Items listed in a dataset
────────────────────────────────────────

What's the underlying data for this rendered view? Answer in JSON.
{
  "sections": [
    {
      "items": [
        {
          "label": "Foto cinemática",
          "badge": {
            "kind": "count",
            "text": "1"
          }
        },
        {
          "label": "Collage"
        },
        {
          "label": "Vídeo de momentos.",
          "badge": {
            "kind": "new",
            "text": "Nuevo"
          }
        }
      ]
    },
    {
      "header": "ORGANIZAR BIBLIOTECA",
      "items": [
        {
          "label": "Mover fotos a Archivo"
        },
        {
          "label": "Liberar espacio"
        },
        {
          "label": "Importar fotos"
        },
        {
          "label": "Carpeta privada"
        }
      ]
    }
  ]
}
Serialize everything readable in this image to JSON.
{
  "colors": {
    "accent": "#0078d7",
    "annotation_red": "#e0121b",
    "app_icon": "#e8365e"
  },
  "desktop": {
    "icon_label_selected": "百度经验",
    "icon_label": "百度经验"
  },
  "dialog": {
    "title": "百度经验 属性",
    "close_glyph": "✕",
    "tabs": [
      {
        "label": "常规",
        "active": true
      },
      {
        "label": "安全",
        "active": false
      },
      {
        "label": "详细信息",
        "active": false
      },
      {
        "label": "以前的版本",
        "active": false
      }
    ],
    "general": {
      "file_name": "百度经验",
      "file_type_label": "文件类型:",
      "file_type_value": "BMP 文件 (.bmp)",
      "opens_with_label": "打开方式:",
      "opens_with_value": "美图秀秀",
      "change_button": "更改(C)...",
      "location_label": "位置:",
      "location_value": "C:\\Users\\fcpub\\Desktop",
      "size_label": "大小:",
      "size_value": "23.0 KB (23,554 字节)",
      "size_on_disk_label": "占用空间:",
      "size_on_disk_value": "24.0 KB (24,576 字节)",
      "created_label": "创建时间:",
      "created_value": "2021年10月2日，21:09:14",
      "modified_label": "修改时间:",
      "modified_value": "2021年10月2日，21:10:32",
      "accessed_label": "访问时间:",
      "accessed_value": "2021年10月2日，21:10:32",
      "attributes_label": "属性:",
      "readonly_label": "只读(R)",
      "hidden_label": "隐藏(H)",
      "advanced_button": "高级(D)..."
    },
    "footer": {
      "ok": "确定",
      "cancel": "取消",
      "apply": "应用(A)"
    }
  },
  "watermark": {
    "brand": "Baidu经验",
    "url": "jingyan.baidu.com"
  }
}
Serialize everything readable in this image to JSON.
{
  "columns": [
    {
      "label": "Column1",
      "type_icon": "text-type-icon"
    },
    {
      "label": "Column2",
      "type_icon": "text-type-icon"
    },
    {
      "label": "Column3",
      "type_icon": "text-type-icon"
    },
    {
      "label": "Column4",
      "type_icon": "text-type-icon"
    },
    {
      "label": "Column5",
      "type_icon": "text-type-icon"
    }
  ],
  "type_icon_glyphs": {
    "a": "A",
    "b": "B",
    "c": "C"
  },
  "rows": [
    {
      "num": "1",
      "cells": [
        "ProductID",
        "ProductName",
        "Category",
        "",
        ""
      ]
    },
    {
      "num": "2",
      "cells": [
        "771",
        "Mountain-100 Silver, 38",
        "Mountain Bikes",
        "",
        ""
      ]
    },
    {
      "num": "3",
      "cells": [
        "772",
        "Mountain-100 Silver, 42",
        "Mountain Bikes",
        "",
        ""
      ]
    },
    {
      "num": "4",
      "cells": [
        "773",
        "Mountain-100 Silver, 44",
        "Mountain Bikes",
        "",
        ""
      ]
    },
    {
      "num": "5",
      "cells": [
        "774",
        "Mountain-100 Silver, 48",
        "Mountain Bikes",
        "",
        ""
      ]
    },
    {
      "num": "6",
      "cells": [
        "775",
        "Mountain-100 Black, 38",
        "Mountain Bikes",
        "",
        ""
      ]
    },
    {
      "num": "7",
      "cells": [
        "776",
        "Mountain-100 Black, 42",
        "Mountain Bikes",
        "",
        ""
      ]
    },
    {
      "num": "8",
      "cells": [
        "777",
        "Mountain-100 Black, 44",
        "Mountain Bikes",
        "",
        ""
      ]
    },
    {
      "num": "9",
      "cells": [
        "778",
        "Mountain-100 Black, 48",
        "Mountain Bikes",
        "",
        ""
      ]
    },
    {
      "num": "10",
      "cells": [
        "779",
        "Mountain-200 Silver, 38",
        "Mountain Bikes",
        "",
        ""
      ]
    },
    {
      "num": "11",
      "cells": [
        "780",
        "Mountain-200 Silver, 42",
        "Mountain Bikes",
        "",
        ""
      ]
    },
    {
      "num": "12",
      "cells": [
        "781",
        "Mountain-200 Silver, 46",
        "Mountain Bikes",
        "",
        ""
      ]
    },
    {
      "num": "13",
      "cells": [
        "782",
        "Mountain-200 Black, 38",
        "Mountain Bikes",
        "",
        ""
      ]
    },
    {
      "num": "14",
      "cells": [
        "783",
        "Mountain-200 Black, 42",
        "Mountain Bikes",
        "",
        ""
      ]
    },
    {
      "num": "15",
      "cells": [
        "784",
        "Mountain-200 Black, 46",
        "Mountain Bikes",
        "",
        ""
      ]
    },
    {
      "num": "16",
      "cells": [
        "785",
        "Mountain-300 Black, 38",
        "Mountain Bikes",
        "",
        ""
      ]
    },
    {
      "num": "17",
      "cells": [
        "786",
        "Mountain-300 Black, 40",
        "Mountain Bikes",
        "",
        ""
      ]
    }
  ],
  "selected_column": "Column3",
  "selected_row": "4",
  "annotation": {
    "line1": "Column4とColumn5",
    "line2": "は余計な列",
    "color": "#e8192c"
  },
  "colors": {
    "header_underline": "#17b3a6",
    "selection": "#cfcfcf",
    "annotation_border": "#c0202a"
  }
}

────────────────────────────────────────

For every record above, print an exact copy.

What's the underlying data for this rendered view? Answer in JSON.
{
  "sections": [
    {
      "items": [
        {
          "label": "Foto cinemática",
          "badge": {
            "kind": "count",
            "text": "1"
          }
        },
        {
          "label": "Collage"
        },
        {
          "label": "Vídeo de momentos.",
          "badge": {
            "kind": "new",
            "text": "Nuevo"
          }
        }
      ]
    },
    {
      "header": "ORGANIZAR BIBLIOTECA",
      "items": [
        {
          "label": "Mover fotos a Archivo"
        },
        {
          "label": "Liberar espacio"
        },
        {
          "label": "Importar fotos"
        },
        {
          "label": "Carpeta privada"
        }
      ]
    }
  ]
}
Serialize everything readable in this image to JSON.
{
  "colors": {
    "accent": "#0078d7",
    "annotation_red": "#e0121b",
    "app_icon": "#e8365e"
  },
  "desktop": {
    "icon_label_selected": "百度经验",
    "icon_label": "百度经验"
  },
  "dialog": {
    "title": "百度经验 属性",
    "close_glyph": "✕",
    "tabs": [
      {
        "label": "常规",
        "active": true
      },
      {
        "label": "安全",
        "active": false
      },
      {
        "label": "详细信息",
        "active": false
      },
      {
        "label": "以前的版本",
        "active": false
      }
    ],
    "general": {
      "file_name": "百度经验",
      "file_type_label": "文件类型:",
      "file_type_value": "BMP 文件 (.bmp)",
      "opens_with_label": "打开方式:",
      "opens_with_value": "美图秀秀",
      "change_button": "更改(C)...",
      "location_label": "位置:",
      "location_value": "C:\\Users\\fcpub\\Desktop",
      "size_label": "大小:",
      "size_value": "23.0 KB (23,554 字节)",
      "size_on_disk_label": "占用空间:",
      "size_on_disk_value": "24.0 KB (24,576 字节)",
      "created_label": "创建时间:",
      "created_value": "2021年10月2日，21:09:14",
      "modified_label": "修改时间:",
      "modified_value": "2021年10月2日，21:10:32",
      "accessed_label": "访问时间:",
      "accessed_value": "2021年10月2日，21:10:32",
      "attributes_label": "属性:",
      "readonly_label": "只读(R)",
      "hidden_label": "隐藏(H)",
      "advanced_button": "高级(D)..."
    },
    "footer": {
      "ok": "确定",
      "cancel": "取消",
      "apply": "应用(A)"
    }
  },
  "watermark": {
    "brand": "Baidu经验",
    "url": "jingyan.baidu.com"
  }
}
Serialize everything readable in this image to JSON.
{
  "columns": [
    {
      "label": "Column1",
      "type_icon": "text-type-icon"
    },
    {
      "label": "Column2",
      "type_icon": "text-type-icon"
    },
    {
      "label": "Column3",
      "type_icon": "text-type-icon"
    },
    {
      "label": "Column4",
      "type_icon": "text-type-icon"
    },
    {
      "label": "Column5",
      "type_icon": "text-type-icon"
    }
  ],
  "type_icon_glyphs": {
    "a": "A",
    "b": "B",
    "c": "C"
  },
  "rows": [
    {
      "num": "1",
      "cells": [
        "ProductID",
        "ProductName",
        "Category",
        "",
        ""
      ]
    },
    {
      "num": "2",
      "cells": [
        "771",
        "Mountain-100 Silver, 38",
        "Mountain Bikes",
        "",
        ""
      ]
    },
    {
      "num": "3",
      "cells": [
        "772",
        "Mountain-100 Silver, 42",
        "Mountain Bikes",
        "",
        ""
      ]
    },
    {
      "num": "4",
      "cells": [
        "773",
        "Mountain-100 Silver, 44",
        "Mountain Bikes",
        "",
        ""
      ]
    },
    {
      "num": "5",
      "cells": [
        "774",
        "Mountain-100 Silver, 48",
        "Mountain Bikes",
        "",
        ""
      ]
    },
    {
      "num": "6",
      "cells": [
        "775",
        "Mountain-100 Black, 38",
        "Mountain Bikes",
        "",
        ""
      ]
    },
    {
      "num": "7",
      "cells": [
        "776",
        "Mountain-100 Black, 42",
        "Mountain Bikes",
        "",
        ""
      ]
    },
    {
      "num": "8",
      "cells": [
        "777",
        "Mountain-100 Black, 44",
        "Mountain Bikes",
        "",
        ""
      ]
    },
    {
      "num": "9",
      "cells": [
        "778",
        "Mountain-100 Black, 48",
        "Mountain Bikes",
        "",
        ""
      ]
    },
    {
      "num": "10",
      "cells": [
        "779",
        "Mountain-200 Silver, 38",
        "Mountain Bikes",
        "",
        ""
      ]
    },
    {
      "num": "11",
      "cells": [
        "780",
        "Mountain-200 Silver, 42",
        "Mountain Bikes",
        "",
        ""
      ]
    },
    {
      "num": "12",
      "cells": [
        "781",
        "Mountain-200 Silver, 46",
        "Mountain Bikes",
        "",
        ""
      ]
    },
    {
      "num": "13",
      "cells": [
        "782",
        "Mountain-200 Black, 38",
        "Mountain Bikes",
        "",
        ""
      ]
    },
    {
      "num": "14",
      "cells": [
        "783",
        "Mountain-200 Black, 42",
        "Mountain Bikes",
        "",
        ""
      ]
    },
    {
      "num": "15",
      "cells": [
        "784",
        "Mountain-200 Black, 46",
        "Mountain Bikes",
        "",
        ""
      ]
    },
    {
      "num": "16",
      "cells": [
        "785",
        "Mountain-300 Black, 38",
        "Mountain Bikes",
        "",
        ""
      ]
    },
    {
      "num": "17",
      "cells": [
        "786",
        "Mountain-300 Black, 40",
        "Mountain Bikes",
        "",
        ""
      ]
    }
  ],
  "selected_column": "Column3",
  "selected_row": "4",
  "annotation": {
    "line1": "Column4とColumn5",
    "line2": "は余計な列",
    "color": "#e8192c"
  },
  "colors": {
    "header_underline": "#17b3a6",
    "selection": "#cfcfcf",
    "annotation_border": "#c0202a"
  }
}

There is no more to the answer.